TOKYO » As the shock from the beheadings of two Japanese hostages by the Islamic State faded Tuesday, a battle to gain political advantage from their deaths began.
Prime Minister Shinzo Abe called for the unshackling of Japan’s military, while the opposition accused him of having provoked the crisis.
The political maneuvering came as the Islamic State caused new revulsion, posting a video of a captive Jordanian pilot being burned to death.
Speaking in Parliament, Abe said that he wanted to ease the tight legal restrictions currently placed on Japan’s purely defensive military to allow it to engage in what he called police actions overseas, such as freeing hostages.
He also used the crisis to suggest that Japan might need an even bigger change to protect citizens abroad: amending Article 9 of its constitution, which forbids the use of armed force to settle disputes.
"We should consider revision in order to fulfill our duty of protecting the lives and property of our citizens," Abe told an upper house budget committee hearing.
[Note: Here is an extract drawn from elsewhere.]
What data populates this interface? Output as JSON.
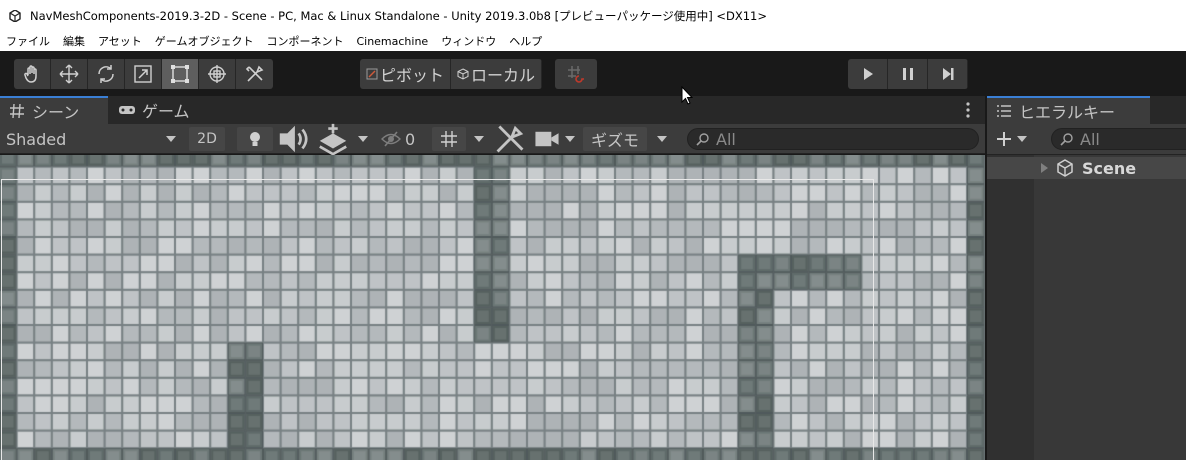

It was one of the clearest expressions of a desire to change the constitution that Abe has made since becoming prime minister two years ago.
The constitution was written by U.S. occupiers after World War II to prevent Japan from ever again following its wartime path of militarist expansion. Before becoming prime minister, Abe was a leading voice in calling for rewriting the constitution to allow Japan a bigger role in global affairs; since taking office, however, he has toned down his comments, apparently out of concern the public may not support so big a change.
Abe’s voicing of support for constitutional revision is one example of how the deadly end of the 12-day hostage crisis has led liberals and conservatives alike to stake out clearly opposing positions in a suddenly pitched battle to woo Japanese voters, still numb from the beheadings of their countrymen.
The reinvigorated political debate has heated up just two days after the release of a video showing the execution of Kenji Goto, 47, a veteran journalist who has been widely eulogized here. A photo showing the decapitated body of the other hostage, Haruna Yukawa, 42, was posted online a week earlier.
The killings have left Japan feeling a lot less secure, especially after the video showing Goto’s execution threatened Japan with "carnage wherever your people are found."
On Tuesday, the top government spokesman, Chief Cabinet Secretary Yoshihide Suga, called for stronger efforts to protect against terrorist attacks, such as stepping up security at airports, train stations and the U.S. Embassy and military bases in Japan. He also called for preparing robust countermeasures to ensure the safety of the 2020 Olympics to be held in Tokyo.
"The threat of terrorism has become more realistic for our country," Suga told reporters.
While Japan had drawn together to hope for the safe release of the hostages, that unity crumbled after the news of Goto’s death. In Parliament on Tuesday, the opposition pressed Abe on why he had offered $200 million in humanitarian aid to nations battling the Islamic State when the government knew the two had been captured. Critics pointed out that this was the same sum demanded as ransom by the Islamic State, which criticized Japan for supporting nations aligned against it.
This has led to accusations that Abe caused the crisis by needlessly provoking the militant group, which controls large parts of Syria and Iraq. During one heated exchange, a Communist Party lawmaker, Akira Koike, suggested that Abe bore at least some responsibility for the men’s deaths.
"Didn’t you consider that this could be dangerous to the detained Japanese?" Koike asked.
Abe responded, "While we need to avoid gratuitous provocations, there is no need to be excessively attentive to terrorists."
He added, "Your question makes it sound like we cannot criticize terrorists."
For their part, conservatives like Abe have used the killings to pursue their long-held goal of lifting restraints on Japan’s military, the Self-Defense Forces. On Tuesday, they argued that the country needed to acquire a viable military option that could strengthen its hand in future hostage situations.
Speaking in Parliament, Abe said he would pursue new legislation to allow the use of Japan’s armed forces to rescue Japanese abroad if certain conditions were met, such as the consent of the nation where hostages were held. He also said he wanted to bolster Japan’s intelligence capabilities by stationing more military attaches at its embassies abroad.
However, it is unclear how realistic these efforts are. While Japan did create a 600-member special operations unit in 2004, experts have expressed doubts about whether the nation could undertake such a rescue operation, citing such shortcomings as inexperience and limited intelligence-gathering capabilities.